Performance Anxiety: The Decision of the Supreme Court of Canada in Bhasin v. Hrynew


Constanza Pauchulo co-authored an article for the Advocates' Society Spring symposium held on April 29, 2015.

"In Bhasin v. Hrynew  the Supreme Court of Canada recognized, as a manifestation of a broader, overarching organizing principle of good faith in contract law, a new duty of honest performance of contractual obligations at common law.  The Court characterized this as a "modest step" in the law of contract, rather than a revolutionary change.[1]

At issue was the manner in which the defendant had exercised a non-renewal clause in the contract governing its relationship with the plaintiff.  The trial judge determined that it was an implied term of the contract that the non-renewal clause be exercised in good faith and that it had been breached.
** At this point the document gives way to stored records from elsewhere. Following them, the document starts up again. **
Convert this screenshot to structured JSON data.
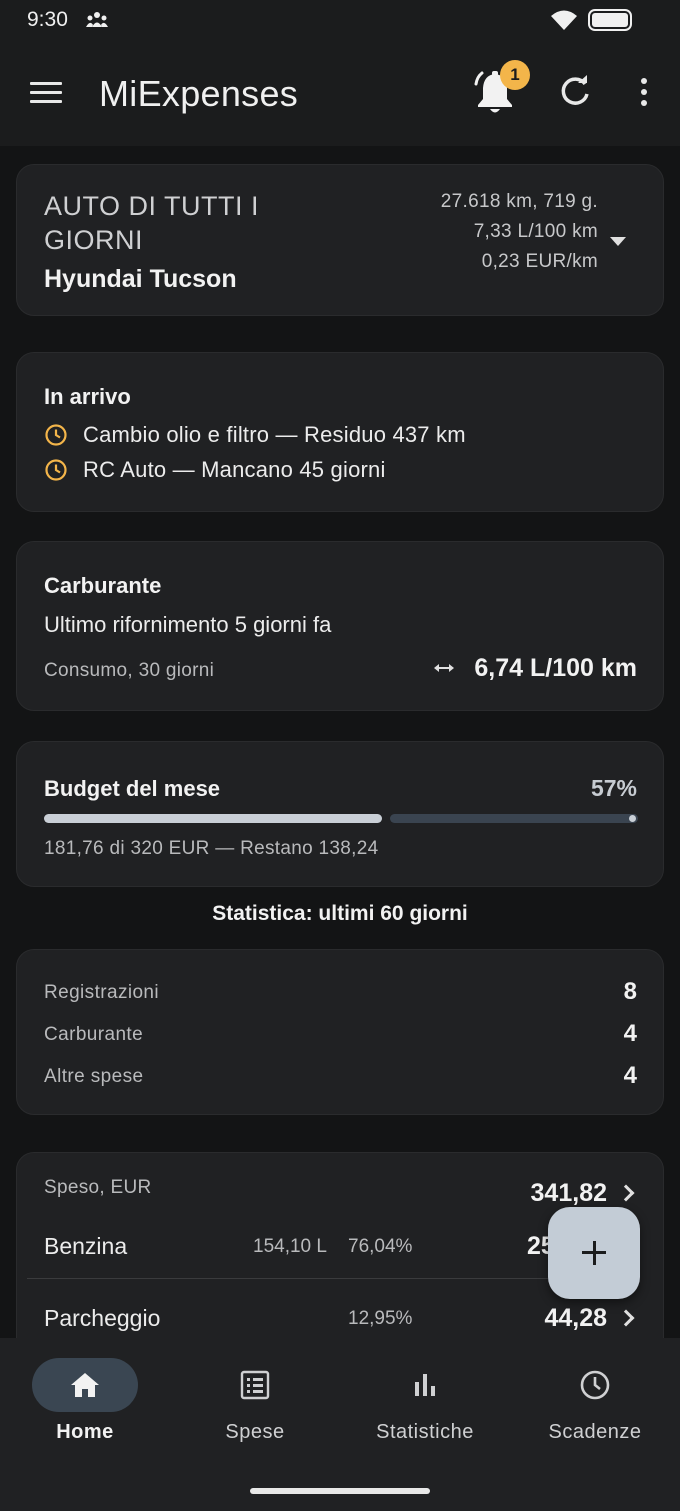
{
  "status": {
    "time": "9:30"
  },
  "app": {
    "title": "MiExpenses",
    "notification_count": "1"
  },
  "vehicle": {
    "type": "AUTO DI TUTTI I GIORNI",
    "name": "Hyundai Tucson",
    "distance": "27.618 km, 719 g.",
    "consumption": "7,33 L/100 km",
    "cost_per_km": "0,23 EUR/km"
  },
  "upcoming": {
    "title": "In arrivo",
    "items": [
      {
        "text": "Cambio olio e filtro — Residuo 437 km"
      },
      {
        "text": "RC Auto — Mancano 45 giorni"
      }
    ]
  },
  "fuel": {
    "title": "Carburante",
    "last_refuel": "Ultimo rifornimento 5 giorni fa",
    "consumption_label": "Consumo, 30 giorni",
    "consumption_value": "6,74 L/100 km"
  },
  "budget": {
    "title": "Budget del mese",
    "percent_label": "57%",
    "progress": 0.57,
    "summary": "181,76 di 320 EUR — Restano 138,24"
  },
  "statistics": {
    "title": "Statistica: ultimi 60 giorni",
    "counts": [
      {
        "label": "Registrazioni",
        "value": "8"
      },
      {
        "label": "Carburante",
        "value": "4"
      },
      {
        "label": "Altre spese",
        "value": "4"
      }
    ],
    "spent": {
      "label": "Speso, EUR",
      "total": "341,82",
      "rows": [
        {
          "name": "Benzina",
          "liters": "154,10 L",
          "percent": "76,04%",
          "amount": "25"
        },
        {
          "name": "Parcheggio",
          "liters": "",
          "percent": "12,95%",
          "amount": "44,28"
        }
      ]
    }
  },
  "nav": {
    "items": [
      {
        "label": "Home",
        "icon": "home-icon",
        "active": true
      },
      {
        "label": "Spese",
        "icon": "list-icon",
        "active": false
      },
      {
        "label": "Statistiche",
        "icon": "bar-chart-icon",
        "active": false
      },
      {
        "label": "Scadenze",
        "icon": "clock-icon",
        "active": false
      }
    ]
  },
  "colors": {
    "accent": "#c3ccd6",
    "badge": "#f3b54a",
    "clock": "#f3b54a",
    "background": "#131415",
    "card": "#202123"
  }
}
The Court of Appeal reversed this decision, finding that such a term could not be implied..."

[1] Bhasin v. Hrynew, 2014 SCC 71 at para. 82.